That those things, those forces that seem to rule the world, whatever they are, will be shown the wisdom of God in it’s rich variety through the Church.
The Church is God’s chosen way to make known the mystery, to demonstrate the possibility of a way of being which is not that of the powers. We have received that gift, that grace, that mystery, bringing together of Jew and Gentile into one new creation united in Christ; demonstrating that even the deepest of all human divides is transcended by the mystery of God’s wisdom.
The Church is God’s way of showing the world, and the powers behind the world, that their power, arising, ultimately, as it does from greed, envy, othering, fear, prejudice, is not the only way. That there is something else, a radical alternative based on inclusion, reconciliation, generosity, love, and that this, this something else, is the plan, the mystery of the universe hidden, until now, in God.
And the Church is God’s way of showing that to the world.
And it is for this reason Paul then prays for his fellow believers.
For this reason. Because we as the Church are meant to be something more. More than a human institution, more than a collection of people drawn together in the common love of God, more than a gathering of individuals who are together celebrating the grace of God that has called and changed and saved them. We are called to be the salt and light of the world, the hope of the world, the living out of the love of God.
One way of reading the whole sweep of the Old Testament narrative is that it lays out a whole series of ways in which God seeks to be in relationship with the world, ways in which God seeks to be made known to the world, and how each of those fails in turn.
God creates Adam and Eve in Eden, with just one rule. And it goes wrong.
God chooses to try again through Noah, wiping out everything else; and within no time at all Noah and his family have gone bad.
God calls a people to be a blessing to the world, but over and over again they turn their backs.
God frees them from Egypt, makes them a nation, but they demand a king. Kings go bad, nation falls apart.
The Old Testament is, in fact, a series of epic fails. Every story of the Old Testament seems to come with a footnote to the effect of “and that didn’t work either”.
The mystery of God’s wisdom, as Paul wrote, remained hidden for the ages. Until it was made visible in Jesus Christ and in the Church.
It’s an amazing vision for Paul, for whom the Church was still a tiny insurrection, a handful of Churches consisting, in many cases, of just a handful of people. This was no great and powerful institution; if you feel like we are in the minority today, the early Church was a tiny fraction of our size and influence.
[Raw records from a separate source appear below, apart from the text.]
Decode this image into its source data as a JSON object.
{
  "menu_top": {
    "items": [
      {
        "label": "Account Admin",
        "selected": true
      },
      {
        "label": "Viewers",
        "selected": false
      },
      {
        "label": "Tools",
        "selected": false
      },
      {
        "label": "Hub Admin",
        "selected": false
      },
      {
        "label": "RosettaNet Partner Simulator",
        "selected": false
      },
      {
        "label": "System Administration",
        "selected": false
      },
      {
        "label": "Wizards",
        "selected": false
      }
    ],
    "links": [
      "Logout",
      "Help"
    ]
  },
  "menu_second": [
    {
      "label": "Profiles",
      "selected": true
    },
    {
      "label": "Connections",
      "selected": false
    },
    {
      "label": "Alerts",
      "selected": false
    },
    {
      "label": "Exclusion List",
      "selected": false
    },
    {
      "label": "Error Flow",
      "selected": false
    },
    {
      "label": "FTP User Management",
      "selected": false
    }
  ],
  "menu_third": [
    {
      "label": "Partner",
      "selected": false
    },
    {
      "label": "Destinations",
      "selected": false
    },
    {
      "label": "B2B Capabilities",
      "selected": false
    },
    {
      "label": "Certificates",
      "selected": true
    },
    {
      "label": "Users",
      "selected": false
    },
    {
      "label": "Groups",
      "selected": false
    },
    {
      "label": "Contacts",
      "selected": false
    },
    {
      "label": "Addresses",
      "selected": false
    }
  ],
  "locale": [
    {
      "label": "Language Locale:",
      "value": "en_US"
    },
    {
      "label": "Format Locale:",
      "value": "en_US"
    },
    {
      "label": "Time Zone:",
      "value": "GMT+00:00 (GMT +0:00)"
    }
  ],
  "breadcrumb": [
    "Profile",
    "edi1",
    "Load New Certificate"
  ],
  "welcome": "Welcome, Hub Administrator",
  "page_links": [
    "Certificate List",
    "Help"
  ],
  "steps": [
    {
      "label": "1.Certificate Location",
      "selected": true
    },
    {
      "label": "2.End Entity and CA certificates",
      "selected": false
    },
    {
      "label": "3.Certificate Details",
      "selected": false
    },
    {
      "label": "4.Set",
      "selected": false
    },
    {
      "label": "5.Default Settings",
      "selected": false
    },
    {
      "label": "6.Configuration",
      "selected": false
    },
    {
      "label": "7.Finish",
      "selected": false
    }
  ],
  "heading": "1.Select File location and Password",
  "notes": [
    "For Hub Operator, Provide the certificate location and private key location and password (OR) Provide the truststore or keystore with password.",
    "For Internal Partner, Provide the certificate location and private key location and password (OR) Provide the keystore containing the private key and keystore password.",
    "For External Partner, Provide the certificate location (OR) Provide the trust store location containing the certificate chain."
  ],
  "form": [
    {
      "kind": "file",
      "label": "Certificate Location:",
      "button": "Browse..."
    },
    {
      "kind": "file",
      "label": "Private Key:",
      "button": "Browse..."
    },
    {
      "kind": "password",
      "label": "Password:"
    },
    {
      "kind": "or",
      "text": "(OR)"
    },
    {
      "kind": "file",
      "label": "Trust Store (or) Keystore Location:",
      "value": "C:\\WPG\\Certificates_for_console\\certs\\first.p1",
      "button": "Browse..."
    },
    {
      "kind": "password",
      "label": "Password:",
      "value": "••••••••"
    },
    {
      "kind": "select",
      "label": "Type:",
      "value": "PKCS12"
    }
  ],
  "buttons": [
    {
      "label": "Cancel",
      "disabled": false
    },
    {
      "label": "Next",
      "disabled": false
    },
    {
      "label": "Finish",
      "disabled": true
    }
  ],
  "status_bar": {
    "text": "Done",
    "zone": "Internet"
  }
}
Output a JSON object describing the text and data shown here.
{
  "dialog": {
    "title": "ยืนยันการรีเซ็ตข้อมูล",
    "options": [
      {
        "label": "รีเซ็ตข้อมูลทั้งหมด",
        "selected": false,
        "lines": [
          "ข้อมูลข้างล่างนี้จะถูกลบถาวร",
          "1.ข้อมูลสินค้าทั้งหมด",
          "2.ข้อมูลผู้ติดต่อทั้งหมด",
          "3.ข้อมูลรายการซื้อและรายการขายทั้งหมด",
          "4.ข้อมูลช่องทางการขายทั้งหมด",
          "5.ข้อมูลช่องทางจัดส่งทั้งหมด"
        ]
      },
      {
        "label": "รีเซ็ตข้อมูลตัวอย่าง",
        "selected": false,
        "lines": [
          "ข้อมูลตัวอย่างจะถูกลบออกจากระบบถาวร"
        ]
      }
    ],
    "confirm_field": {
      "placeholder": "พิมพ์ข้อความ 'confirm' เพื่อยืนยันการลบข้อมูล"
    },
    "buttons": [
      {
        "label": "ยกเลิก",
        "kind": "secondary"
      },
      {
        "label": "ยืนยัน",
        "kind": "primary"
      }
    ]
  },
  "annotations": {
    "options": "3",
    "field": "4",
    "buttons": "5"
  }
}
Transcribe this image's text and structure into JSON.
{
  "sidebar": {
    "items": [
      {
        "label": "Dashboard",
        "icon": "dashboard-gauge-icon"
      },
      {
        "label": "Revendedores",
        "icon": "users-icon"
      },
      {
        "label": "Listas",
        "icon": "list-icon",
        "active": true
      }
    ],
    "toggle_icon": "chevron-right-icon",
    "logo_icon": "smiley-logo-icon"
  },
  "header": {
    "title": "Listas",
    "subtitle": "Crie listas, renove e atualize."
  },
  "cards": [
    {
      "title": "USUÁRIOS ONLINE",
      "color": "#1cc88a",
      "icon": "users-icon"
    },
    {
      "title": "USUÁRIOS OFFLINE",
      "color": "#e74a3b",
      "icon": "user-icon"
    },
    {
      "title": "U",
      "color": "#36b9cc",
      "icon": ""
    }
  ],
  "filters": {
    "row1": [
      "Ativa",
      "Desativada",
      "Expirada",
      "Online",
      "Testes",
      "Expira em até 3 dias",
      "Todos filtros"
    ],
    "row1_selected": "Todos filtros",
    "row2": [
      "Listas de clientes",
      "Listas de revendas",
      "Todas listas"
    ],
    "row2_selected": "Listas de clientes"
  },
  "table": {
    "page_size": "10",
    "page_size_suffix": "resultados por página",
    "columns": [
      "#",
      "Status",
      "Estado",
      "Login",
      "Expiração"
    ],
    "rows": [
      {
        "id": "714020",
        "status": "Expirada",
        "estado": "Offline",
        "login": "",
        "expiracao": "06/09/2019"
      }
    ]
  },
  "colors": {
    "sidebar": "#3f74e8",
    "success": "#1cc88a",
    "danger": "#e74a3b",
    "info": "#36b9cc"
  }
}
But Paul has this vision of the Church as God’s way of making God’s reconciling wisdom known to the world. And you don’t need to be big to set an example, to show an alternative.
And for that reason, Paul prays that we will be strengthened with power, that we will be the dwelling place of Christ, and that rooted and grounded in love we will both mentally comprehend and experientially know the love of Christ that surpasses knowledge so that we may be filled with all the fullness of God.
Paul, it seems, doesn’t pray small prayers.
He prays that we will be filled with the fullness of the God who fills the universe, that we may know the love of God which is beyond knowing.
Because that is the other way. The alternative. The message that we have for the powers and authorities in the heavenly realms.
The wisdom of God in its rich variety is the love of God which is beyond all knowing. The life worthy of the calling of God comes from the saturating indwelling of the love of God.
By this, Jesus said, all people will know that you are my disciples: if you have love for one another.
Paul brings his theological outline to a close with a doxology:
to him who by the power at work within us is able to accomplish abundantly far more than all we can ask or imagine, to him be glory in the church and in Christ Jesus to all generations, for ever and ever. Amen
And then begins the second half of the book – lets see how this love is going to work out in practice.
Which is where we go next week.